Hier präsentiere ich Facetten meiner Kunst, ob manuell oder digital geschaffen, sowie Informationen über die Werke von anderen Zauberern oder Künstlern. Mehr folgt.
Stay tuned for more pictures, digital and otherwise, from my oeuvre and for bits on magic and other magicians in the arts.
While Annabel de Vetten has turned her artistic ambitions towards edible art recently, her limited edition of portraits of some famous magicians (including Harry Houdini, Channing Pollock and Eugene Burger) will remain treasured collector’s items.
The finest book on magic in art and art in magic I know is The Art of Deception by Chuck Romano. It is available in PDF format over at www.lybrary.com.
A good starting point can also be found in the September 2007 issue of MAGIC magazine which featured a ten-page article (with many pictues) by Alan Howard on “The Art of Magic Art”.
Cardist Roberto Giobbi was featured on the cover of Genii magazine in November 2009 with a very special portrait created by Ken Knowlton who used pieces of Giobbi’s book covers to recreate a photography by Zakary Belamy. Take a look at it here.
Arguably, Derren Brown is not only today’s best mentalist and TV magician on our planet, he is also a talented painter, as you can see here. He even published a book called Portraits in 2009, featuring many of his early caricatures of actors and other famous people.
If you want to trace the time-honored cups & balls through graphic art history, you cannot go without these two books: Kurt Volkmann‘s The Oldest Deception (translated into English by Henry Hay) and Bob Read‘s The Oldest Trick in the Book, published by Volker Huber.
Wittus Witt, professional magician and publisher/editor of the German magazine magische welt, also runs a gallery in Hamburg in which he features exhibitions on magic & art.
A very special art book I came across on Google Books only recently is The Magic Show in 52 Linocuts by Kreg Yingst. Check out his original and funny artwork!

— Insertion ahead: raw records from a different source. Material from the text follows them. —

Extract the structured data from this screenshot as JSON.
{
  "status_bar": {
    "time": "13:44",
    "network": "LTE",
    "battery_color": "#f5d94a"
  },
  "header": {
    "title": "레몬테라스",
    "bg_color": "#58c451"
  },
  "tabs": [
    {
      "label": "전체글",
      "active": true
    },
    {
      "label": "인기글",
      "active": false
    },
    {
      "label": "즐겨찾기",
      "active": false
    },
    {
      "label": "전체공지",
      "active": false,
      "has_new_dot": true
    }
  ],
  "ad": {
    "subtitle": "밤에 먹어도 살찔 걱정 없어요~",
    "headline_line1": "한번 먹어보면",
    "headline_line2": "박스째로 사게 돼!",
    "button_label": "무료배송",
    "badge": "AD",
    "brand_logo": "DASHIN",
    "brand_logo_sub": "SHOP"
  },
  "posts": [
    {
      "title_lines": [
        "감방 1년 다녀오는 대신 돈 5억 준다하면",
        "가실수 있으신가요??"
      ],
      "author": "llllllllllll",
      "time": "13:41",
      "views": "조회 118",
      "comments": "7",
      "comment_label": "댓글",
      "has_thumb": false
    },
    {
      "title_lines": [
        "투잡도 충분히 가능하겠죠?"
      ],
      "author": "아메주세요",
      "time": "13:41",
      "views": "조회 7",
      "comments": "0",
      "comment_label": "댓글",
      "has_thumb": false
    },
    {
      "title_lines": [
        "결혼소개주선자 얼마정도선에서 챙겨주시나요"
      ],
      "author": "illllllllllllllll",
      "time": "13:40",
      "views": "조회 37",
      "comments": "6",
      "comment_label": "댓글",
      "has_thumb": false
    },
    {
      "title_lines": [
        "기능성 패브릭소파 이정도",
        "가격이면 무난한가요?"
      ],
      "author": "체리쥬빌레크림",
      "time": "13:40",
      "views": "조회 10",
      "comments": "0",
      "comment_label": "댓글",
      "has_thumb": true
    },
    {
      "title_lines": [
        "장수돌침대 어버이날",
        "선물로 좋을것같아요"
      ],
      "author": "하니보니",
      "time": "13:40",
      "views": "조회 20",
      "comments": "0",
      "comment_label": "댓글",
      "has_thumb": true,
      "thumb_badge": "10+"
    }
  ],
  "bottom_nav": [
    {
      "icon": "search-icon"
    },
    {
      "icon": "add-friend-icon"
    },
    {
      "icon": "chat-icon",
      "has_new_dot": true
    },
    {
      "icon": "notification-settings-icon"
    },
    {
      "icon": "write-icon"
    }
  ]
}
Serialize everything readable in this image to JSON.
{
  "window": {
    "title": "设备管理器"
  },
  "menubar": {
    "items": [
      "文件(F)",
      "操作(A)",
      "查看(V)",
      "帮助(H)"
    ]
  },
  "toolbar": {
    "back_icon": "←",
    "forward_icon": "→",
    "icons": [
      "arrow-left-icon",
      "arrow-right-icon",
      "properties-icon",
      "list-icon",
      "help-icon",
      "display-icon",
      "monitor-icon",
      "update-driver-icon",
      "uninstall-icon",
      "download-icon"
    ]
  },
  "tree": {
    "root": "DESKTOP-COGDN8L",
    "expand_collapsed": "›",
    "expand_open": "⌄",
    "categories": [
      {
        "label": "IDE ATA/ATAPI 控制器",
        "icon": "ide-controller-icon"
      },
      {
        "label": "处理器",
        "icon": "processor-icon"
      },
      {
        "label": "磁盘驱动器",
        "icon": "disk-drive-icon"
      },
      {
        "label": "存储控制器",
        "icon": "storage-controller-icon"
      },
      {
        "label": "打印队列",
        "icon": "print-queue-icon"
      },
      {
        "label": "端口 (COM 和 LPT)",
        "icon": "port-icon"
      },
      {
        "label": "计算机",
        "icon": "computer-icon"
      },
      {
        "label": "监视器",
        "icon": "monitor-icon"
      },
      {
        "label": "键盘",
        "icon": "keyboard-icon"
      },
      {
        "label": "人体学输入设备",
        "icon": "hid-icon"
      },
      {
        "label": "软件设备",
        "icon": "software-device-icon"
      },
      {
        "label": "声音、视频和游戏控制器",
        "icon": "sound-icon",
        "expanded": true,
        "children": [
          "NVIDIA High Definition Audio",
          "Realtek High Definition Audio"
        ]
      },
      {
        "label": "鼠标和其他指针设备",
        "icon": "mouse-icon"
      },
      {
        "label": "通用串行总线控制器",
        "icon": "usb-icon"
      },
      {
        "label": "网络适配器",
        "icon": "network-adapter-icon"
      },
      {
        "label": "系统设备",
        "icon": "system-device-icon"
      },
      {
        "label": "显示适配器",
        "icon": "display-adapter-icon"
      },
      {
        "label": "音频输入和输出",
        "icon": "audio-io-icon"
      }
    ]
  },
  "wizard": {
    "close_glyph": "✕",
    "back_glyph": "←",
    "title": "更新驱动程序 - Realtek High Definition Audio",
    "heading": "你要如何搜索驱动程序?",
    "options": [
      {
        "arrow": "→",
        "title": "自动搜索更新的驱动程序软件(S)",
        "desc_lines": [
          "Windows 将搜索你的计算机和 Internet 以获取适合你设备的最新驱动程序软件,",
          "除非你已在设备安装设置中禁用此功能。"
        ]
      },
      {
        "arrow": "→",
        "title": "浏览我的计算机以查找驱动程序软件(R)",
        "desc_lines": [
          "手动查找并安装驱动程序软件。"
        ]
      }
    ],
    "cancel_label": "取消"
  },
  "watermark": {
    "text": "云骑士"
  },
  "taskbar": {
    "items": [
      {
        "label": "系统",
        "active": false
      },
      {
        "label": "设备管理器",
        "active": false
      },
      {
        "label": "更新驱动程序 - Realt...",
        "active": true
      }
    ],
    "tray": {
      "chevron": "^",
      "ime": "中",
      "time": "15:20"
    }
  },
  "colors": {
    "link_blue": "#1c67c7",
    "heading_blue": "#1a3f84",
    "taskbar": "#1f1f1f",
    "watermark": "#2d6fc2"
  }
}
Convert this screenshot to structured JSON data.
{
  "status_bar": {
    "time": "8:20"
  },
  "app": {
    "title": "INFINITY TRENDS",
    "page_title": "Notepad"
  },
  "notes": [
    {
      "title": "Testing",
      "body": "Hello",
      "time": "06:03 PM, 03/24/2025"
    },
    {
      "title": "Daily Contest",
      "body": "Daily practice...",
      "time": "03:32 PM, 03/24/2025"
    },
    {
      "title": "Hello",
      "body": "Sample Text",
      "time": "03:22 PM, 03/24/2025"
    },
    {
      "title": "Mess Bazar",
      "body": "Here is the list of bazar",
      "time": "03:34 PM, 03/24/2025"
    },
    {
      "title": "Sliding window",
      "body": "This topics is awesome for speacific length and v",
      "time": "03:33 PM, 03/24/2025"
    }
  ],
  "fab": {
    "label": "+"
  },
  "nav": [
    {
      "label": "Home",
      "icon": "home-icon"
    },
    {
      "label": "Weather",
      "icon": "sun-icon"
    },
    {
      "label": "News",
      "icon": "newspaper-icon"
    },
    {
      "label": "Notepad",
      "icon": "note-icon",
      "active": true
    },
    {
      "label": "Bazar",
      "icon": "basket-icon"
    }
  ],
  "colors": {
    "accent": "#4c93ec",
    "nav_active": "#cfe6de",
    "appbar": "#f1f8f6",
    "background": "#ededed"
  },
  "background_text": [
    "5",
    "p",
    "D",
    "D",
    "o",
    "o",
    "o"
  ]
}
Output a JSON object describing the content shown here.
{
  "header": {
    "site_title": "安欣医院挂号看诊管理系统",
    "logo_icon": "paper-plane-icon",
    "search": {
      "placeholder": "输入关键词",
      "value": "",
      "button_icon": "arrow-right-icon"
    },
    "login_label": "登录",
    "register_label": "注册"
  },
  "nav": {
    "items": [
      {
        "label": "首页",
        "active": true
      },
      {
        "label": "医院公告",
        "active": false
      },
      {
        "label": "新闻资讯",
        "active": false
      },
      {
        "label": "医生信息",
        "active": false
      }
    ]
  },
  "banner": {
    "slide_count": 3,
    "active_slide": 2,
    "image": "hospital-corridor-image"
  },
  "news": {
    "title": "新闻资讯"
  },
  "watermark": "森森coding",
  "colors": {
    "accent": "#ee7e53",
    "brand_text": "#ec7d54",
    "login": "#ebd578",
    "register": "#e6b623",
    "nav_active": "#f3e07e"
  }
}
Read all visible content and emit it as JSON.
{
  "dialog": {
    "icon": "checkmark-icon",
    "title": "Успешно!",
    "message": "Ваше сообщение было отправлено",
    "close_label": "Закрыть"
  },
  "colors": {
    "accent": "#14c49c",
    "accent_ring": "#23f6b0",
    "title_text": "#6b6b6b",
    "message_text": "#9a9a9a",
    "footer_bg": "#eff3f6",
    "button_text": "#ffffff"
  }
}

In a Genii issue I just noticed some interesting artwork on the cover of Daryl‘s DVD series, Master Course, which you can check out here.
Fans of Ricky Jay will find a three-dimensional portrait of him made out of playing cards (which were apparently thrown into a wall) at the Hammer Museum in Los Angeles. It was created by artist Glenn Kaino.
Thomas Cameron is not only a talented young artist, but also a grandson of Roy Walton. His armchair portrait of this living legend of card magic was recently displayed at The Sutton Gallery in Edinburgh and sold immediately.
Marvelli (Olof Becher, 1932-2008, the leading German illusionist of his time) was once portrayed in a painting by Hanjo Schnug. He is surrounded by famous characters from the world of drama and magic, like Mephisto and Faust, Till Eulenspiegel and The Death. You can see it here.
Another talented caricaturist is Juan Luis Rubiales. You can find many great magicians’ portraits here and here. Thank you to Jack Shalom for pointing me into this direction in the accompanying thread to this collection over at the Genii Forum!
At the same time Joe Pecore has thankfully pointed out Dean Alan Carnegie to me, who presents a huge collection of magic paintings on his website.
Another fine artist worth mentioning is Pierre Mayer from France who creates wonderful wooden mechanical magic illusions. Marvel at them here.
Comedian and comedy magician Tommy Cooper (1921-1984) is among the few who has been honored for his achievements with a larger-than-life statue. This one stands 9 feet high and is located in his hometown Caerphilly in Wales.
Young magician and inventor Kevin Schaller is also a painter. You can see some of his work here.
Photographer Robert Sebree has explored the strange aesthetics of Houdini’s Water Torture Cell.
Jon Allen, well-known for tricks like “Silent Treatment”, is also an accomplished fine artist (under his full name, Jonathan Allen). Some of his works put magic motifs into political or historical contexts, thus creating bewildering contrast. Check out his pieces “Tragic Magic” and “Untitled Playing Card”!
Speaking of playing cards, you should see what characters and animals Shanghai-born artist Tango Gao draws around those unassuming red and black pips! He also runs a great Instagram account named tangosleepless.
Tommervik combines elements of cubism, art deco and avant-garde in his oil paintings. One of his more recents pieces is called “Magician Pulling Rabbit out of Hat”. The rabbit does not look happy.
(to be continued)
The Magic of Nature
A selection from my works, unrelated yet somehow also magical.